A pal of mine always used to get his hard chrome plated as used on hydraulic rams and industrial stuff, it seems to last a very long time and turns a really nice hue of dark blues, much cheaper than decorative chrome plating
As already mentioned, it’s down to surface prep rather than the product. They need to be super clean and keyed, not polished smooth with wire wheels. Get them sandblasted and coat them immediately, even leaving overnight can get surface bloom with cast iron from the moisture in the air. Even rattlecan VHT will work if you do this.
Thanks for all the helpful replies. I understand the point about cast iron being hard to prep.The casting is pretty rough in places and just about impossible to completely clean up.On old Jags they used to use a finish called vitreous enamel,but I have never seen any company offer it. I suppose stave enamel could also work, but not having tried it could be expensive on parts that are hard to coat because of the rough sand cast finish ?
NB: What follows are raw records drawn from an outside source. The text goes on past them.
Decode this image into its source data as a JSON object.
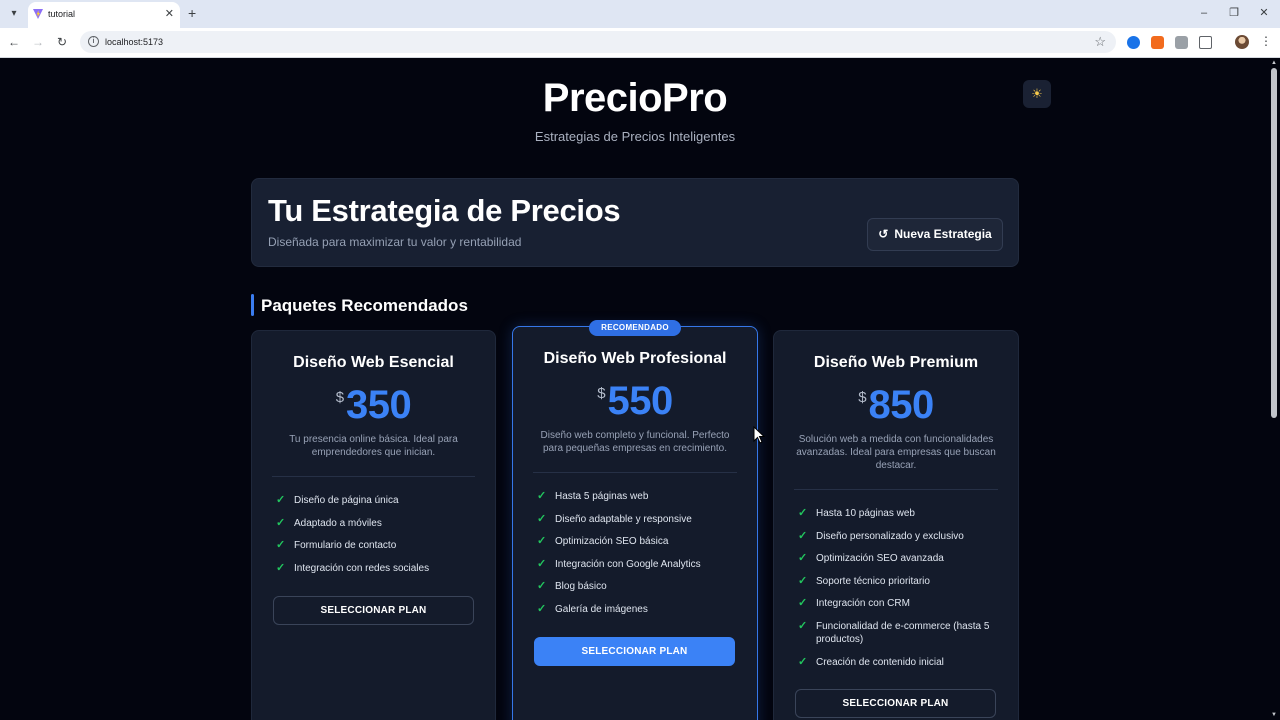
{
  "browser": {
    "tab_title": "tutorial",
    "url": "localhost:5173"
  },
  "header": {
    "brand": "PrecioPro",
    "tagline": "Estrategias de Precios Inteligentes"
  },
  "hero": {
    "title": "Tu Estrategia de Precios",
    "subtitle": "Diseñada para maximizar tu valor y rentabilidad",
    "new_button": "Nueva Estrategia"
  },
  "section": {
    "title": "Paquetes Recomendados"
  },
  "plans": [
    {
      "name": "Diseño Web Esencial",
      "currency": "$",
      "price": "350",
      "description": "Tu presencia online básica. Ideal para emprendedores que inician.",
      "features": [
        "Diseño de página única",
        "Adaptado a móviles",
        "Formulario de contacto",
        "Integración con redes sociales"
      ],
      "button": "SELECCIONAR PLAN"
    },
    {
      "badge": "RECOMENDADO",
      "name": "Diseño Web Profesional",
      "currency": "$",
      "price": "550",
      "description": "Diseño web completo y funcional. Perfecto para pequeñas empresas en crecimiento.",
      "features": [
        "Hasta 5 páginas web",
        "Diseño adaptable y responsive",
        "Optimización SEO básica",
        "Integración con Google Analytics",
        "Blog básico",
        "Galería de imágenes"
      ],
      "button": "SELECCIONAR PLAN"
    },
    {
      "name": "Diseño Web Premium",
      "currency": "$",
      "price": "850",
      "description": "Solución web a medida con funcionalidades avanzadas. Ideal para empresas que buscan destacar.",
      "features": [
        "Hasta 10 páginas web",
        "Diseño personalizado y exclusivo",
        "Optimización SEO avanzada",
        "Soporte técnico prioritario",
        "Integración con CRM",
        "Funcionalidad de e-commerce (hasta 5 productos)",
        "Creación de contenido inicial"
      ],
      "button": "SELECCIONAR PLAN"
    }
  ],
  "icons": {
    "theme_toggle": "sun-icon",
    "new_button": "reset-icon",
    "feature": "check-icon"
  },
  "colors": {
    "background": "#03050f",
    "card": "#141b2b",
    "accent": "#3b82f6",
    "check": "#22c55e"
  }
}
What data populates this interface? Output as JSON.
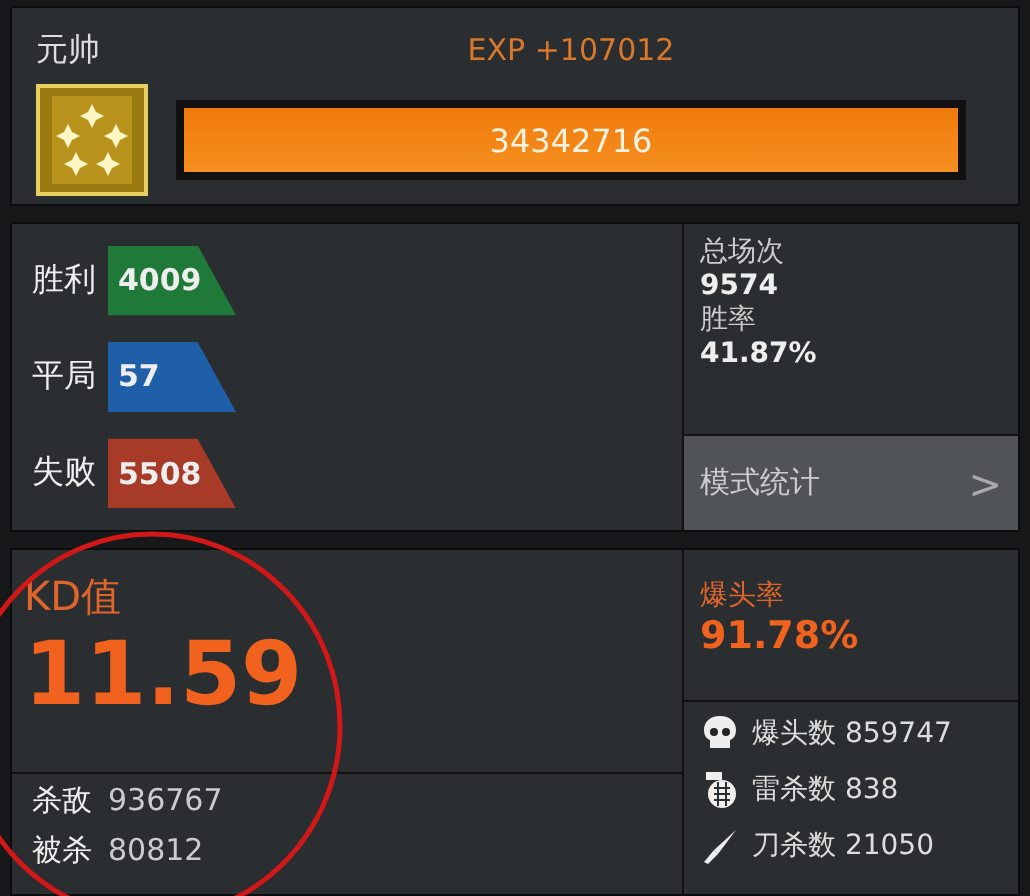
{
  "rank": {
    "title": "元帅"
  },
  "exp": {
    "gain": "EXP +107012",
    "total": "34342716",
    "level": 1
  },
  "results": [
    {
      "label": "胜利",
      "value": "4009",
      "color": "#1f7a3a"
    },
    {
      "label": "平局",
      "value": "57",
      "color": "#1f5fa8"
    },
    {
      "label": "失败",
      "value": "5508",
      "color": "#a83a28"
    }
  ],
  "summary": [
    {
      "label": "总场次",
      "value": "9574"
    },
    {
      "label": "胜率",
      "value": "41.87%"
    }
  ],
  "mode_stats": {
    "label": "模式统计",
    "chevron": ">"
  },
  "kd": {
    "label": "KD值",
    "value": "11.59",
    "annotated": true
  },
  "kills": [
    {
      "label": "杀敌",
      "value": "936767"
    },
    {
      "label": "被杀",
      "value": "80812"
    }
  ],
  "headshot_rate": {
    "label": "爆头率",
    "value": "91.78%"
  },
  "kill_types": [
    {
      "kind": "skull",
      "text": "爆头数 859747"
    },
    {
      "kind": "grenade",
      "text": "雷杀数 838"
    },
    {
      "kind": "knife",
      "text": "刀杀数 21050"
    }
  ]
}
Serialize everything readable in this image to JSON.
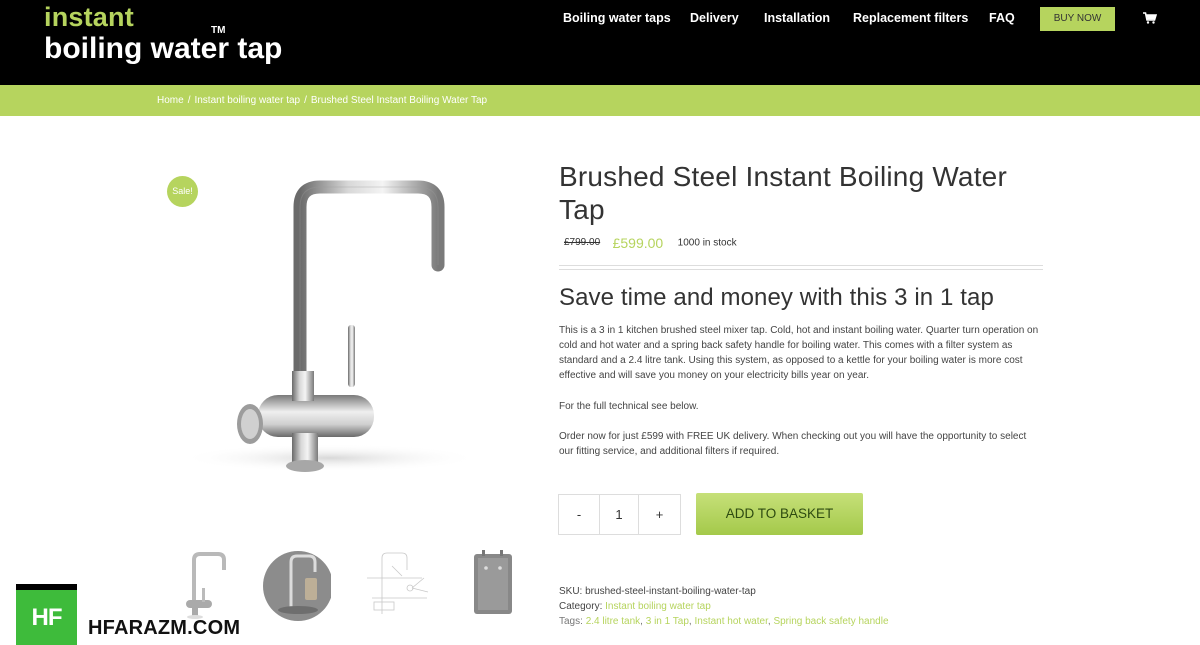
{
  "header": {
    "logo_top": "instant",
    "logo_bottom": "boiling water tap",
    "logo_tm": "TM",
    "nav": [
      "Boiling water taps",
      "Delivery",
      "Installation",
      "Replacement filters",
      "FAQ"
    ],
    "buy_label": "BUY NOW",
    "cart_icon": "shopping-cart-icon"
  },
  "breadcrumb": {
    "home": "Home",
    "category": "Instant boiling water tap",
    "current": "Brushed Steel Instant Boiling Water Tap",
    "separator": "/"
  },
  "gallery": {
    "sale_badge": "Sale!",
    "thumbnails": [
      "tap-front",
      "tap-in-use",
      "tap-diagram",
      "boiler-tank"
    ]
  },
  "product": {
    "title": "Brushed Steel Instant Boiling Water Tap",
    "old_price": "£799.00",
    "new_price": "£599.00",
    "stock": "1000 in stock",
    "subtitle": "Save time and money with this 3 in 1 tap",
    "description": "This is a 3 in 1 kitchen brushed steel mixer tap. Cold, hot and instant boiling water. Quarter turn operation on cold and hot water and a spring back safety handle for boiling water. This comes with a filter system as standard and a 2.4 litre tank. Using this system, as opposed to a kettle for your boiling water is more cost effective and will save you money on your electricity bills year on year.",
    "technical_note": "For the full technical see below.",
    "order_note": "Order now for just £599 with FREE UK delivery. When checking out you will have the opportunity to select our fitting service, and additional filters if required."
  },
  "cart": {
    "minus": "-",
    "quantity": "1",
    "plus": "+",
    "add_label": "ADD TO BASKET"
  },
  "meta": {
    "sku_label": "SKU:",
    "sku": "brushed-steel-instant-boiling-water-tap",
    "category_label": "Category:",
    "category": "Instant boiling water tap",
    "tags_label": "Tags:",
    "tags": [
      "2.4 litre tank",
      "3 in 1 Tap",
      "Instant hot water",
      "Spring back safety handle"
    ]
  },
  "watermark": {
    "badge": "HF",
    "text": "HFARAZM.COM"
  },
  "colors": {
    "accent": "#b6d45e",
    "header_bg": "#000000",
    "watermark_green": "#3ebb3b"
  }
}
I'll try to find the ad again, because it might have been vitreous enamelling rather than stove - I don't know the difference. You could probably phone them up for their opinion on what you have - I seem to recall the ad was aimed at exhaust manifolds. Whichever treatment it was, it was not suitable for a steel tubular manifold.
Just in case anyone else wanted to know I tried a little research on the TR6 an E-type forums and the word seems to be that stove enamel will not last and there is a vitreous enamel firm in the Black Country somewhere but they are very expensive and the finish just ends up looking like BBQ paint if you drive your car much. Think I will go with the stove polish, at least it is cheap and can be touched up when needed.